“There is a growing consensus among school-based psychologists that your own independent insurance is a good thing,’' said David P. Prasse, a practicing school psychologist and the director of the graduate program in school psychology at Governors State University near Chicago.
For example, Lynda B. Troupe, the supervisor of psychological services for the Polk County, Fla., schools, said she spends about $200 a year for her own malpractice insurance.
Leaders in the field are also trying to keep their members informed about appropriate actions to shield themselves from legal action.
“School systems should have a policy that if a counselor or teacher or anyone else in the school knows directly of a threatened student suicide, they should notify the parents,’' Mr. Pate said.
Schools can protect themselves by developing “child-sensitive procedures’’ for dealing with potential suicides, according to a policy developed by the school psychologists’ group.
If a student is suicidal, a psychologist should stay with him until a parent arrives, be prepared to make psychiatric referrals, and accompany the student, if necessary, to a crisis center, Mr. Dwyer said.
No Apparent Motive
In the Florida case, Shawn Wyke’s motives for killing himself are unknown.
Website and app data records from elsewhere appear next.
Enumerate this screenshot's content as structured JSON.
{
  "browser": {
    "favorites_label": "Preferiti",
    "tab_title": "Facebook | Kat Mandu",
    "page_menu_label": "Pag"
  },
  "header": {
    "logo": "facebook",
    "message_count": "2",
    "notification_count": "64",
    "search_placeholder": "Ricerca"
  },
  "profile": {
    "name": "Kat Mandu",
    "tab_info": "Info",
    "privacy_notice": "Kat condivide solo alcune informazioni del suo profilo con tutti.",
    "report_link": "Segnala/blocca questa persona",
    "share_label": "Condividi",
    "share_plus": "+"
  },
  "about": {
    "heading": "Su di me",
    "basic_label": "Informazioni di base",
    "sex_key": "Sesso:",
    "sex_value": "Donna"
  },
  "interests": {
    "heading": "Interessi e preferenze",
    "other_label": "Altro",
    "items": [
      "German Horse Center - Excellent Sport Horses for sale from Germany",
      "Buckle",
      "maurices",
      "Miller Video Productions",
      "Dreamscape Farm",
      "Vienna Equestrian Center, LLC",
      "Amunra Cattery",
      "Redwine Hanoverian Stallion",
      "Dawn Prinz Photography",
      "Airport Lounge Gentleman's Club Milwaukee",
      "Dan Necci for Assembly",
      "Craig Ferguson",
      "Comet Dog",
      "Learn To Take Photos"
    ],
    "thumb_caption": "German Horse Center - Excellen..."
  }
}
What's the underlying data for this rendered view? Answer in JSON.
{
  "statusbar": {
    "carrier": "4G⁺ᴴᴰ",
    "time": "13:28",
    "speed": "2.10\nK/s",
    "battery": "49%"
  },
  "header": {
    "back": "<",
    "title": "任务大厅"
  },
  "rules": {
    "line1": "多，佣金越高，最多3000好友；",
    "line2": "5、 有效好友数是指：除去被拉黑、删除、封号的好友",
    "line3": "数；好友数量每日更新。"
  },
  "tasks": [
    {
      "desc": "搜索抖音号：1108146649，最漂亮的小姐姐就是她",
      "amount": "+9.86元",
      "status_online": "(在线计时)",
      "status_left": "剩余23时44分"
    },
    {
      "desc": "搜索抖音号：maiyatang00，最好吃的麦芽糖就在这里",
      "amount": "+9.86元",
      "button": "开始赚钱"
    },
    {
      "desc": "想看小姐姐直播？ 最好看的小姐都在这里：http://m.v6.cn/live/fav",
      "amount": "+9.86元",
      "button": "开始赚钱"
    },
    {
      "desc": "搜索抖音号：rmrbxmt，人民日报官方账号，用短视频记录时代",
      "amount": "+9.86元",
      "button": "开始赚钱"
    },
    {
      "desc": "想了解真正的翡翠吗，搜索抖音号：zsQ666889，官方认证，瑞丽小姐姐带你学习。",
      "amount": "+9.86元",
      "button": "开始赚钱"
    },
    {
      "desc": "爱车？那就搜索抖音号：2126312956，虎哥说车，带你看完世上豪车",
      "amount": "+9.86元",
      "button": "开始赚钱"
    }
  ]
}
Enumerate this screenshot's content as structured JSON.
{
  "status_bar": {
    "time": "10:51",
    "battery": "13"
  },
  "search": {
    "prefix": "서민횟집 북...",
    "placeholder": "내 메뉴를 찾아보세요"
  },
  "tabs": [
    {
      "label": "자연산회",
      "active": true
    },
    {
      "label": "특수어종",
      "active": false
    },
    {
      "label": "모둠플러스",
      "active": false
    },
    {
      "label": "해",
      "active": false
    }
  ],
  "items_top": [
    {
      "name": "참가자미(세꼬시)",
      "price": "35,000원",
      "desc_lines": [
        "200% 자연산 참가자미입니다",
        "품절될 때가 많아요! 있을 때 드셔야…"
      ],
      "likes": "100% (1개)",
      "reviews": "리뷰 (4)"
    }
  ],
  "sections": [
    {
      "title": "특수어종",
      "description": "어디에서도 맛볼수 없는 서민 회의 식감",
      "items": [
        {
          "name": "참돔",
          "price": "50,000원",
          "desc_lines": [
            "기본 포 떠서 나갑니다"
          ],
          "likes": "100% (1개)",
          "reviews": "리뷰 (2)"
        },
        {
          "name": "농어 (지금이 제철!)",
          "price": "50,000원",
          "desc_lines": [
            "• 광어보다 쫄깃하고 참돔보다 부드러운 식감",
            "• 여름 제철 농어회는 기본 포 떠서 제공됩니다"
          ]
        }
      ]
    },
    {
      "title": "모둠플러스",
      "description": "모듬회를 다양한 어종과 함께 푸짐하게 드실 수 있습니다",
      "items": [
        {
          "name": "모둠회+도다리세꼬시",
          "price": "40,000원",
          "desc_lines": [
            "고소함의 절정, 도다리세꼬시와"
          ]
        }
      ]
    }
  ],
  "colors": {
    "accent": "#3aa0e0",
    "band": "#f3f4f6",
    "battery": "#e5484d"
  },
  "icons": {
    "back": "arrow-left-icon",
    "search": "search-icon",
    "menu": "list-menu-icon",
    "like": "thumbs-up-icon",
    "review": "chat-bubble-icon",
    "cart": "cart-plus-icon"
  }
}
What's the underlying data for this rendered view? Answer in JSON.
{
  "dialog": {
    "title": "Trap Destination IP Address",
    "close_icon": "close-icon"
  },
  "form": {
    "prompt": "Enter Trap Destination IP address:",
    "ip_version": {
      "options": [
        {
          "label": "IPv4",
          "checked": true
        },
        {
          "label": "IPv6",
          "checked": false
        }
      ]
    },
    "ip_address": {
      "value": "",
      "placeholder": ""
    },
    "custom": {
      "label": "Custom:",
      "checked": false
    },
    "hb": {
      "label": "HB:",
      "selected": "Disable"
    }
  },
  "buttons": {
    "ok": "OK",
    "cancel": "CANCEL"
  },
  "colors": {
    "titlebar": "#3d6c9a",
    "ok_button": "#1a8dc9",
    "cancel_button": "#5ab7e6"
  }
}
The 6th grader left no note. By all accounts, he was not involved in drugs or alcohol. In local news reports that appeared after his death, friends and classmates described him as “polite,’' “athletic,’' and “popular.’'
“The child didn’t manifest any of the classic symptoms,’' Ms. Troupe of the Polk County schools said. “If we had been able to do anything different, we would have.’'
“We had no prior knowledge that this would happen. No one did,’' echoed Max Linton, the former principal of McLaughlin Junior High who now heads a nearby high school. “It was tragic.’'
Steve Selph, the lawyer for the county schools, said the plaintiffs have yet to find any evidence that the school’s counselor knew about Shawn’s suicide attempt.
The larger question the court will grapple with is whether counselors have a legal duty to intervene.
Mr. Selph said he will argue that school officials “naturally want to help’’ if a student wants to harm himself. Yet, whether they have a legal duty to come to a student’s aid is another matter, he said. “Some people make the argument that schools should take care of children from the time they wake up to the time they go to bed at night,’' Mr. Selph said. “But we can’t be absolute insurers of every child.’'
Ms. Troupe agreed. She said the demands of her job as the school system’s mental-health coordinator are often so great that she feels she can “barely keep her head above water.’' Now, she fears that even her best efforts may not be enough, she said.
“Even if you suspect a child is suicidal, and you follow the school board policy, there is always a feeling that your actions might come back to haunt you,’' she said.
A version of this article appeared in the April 20, 1994 edition of Education Week as Fla. Suit Blames School Officials in Pupil’s Suicide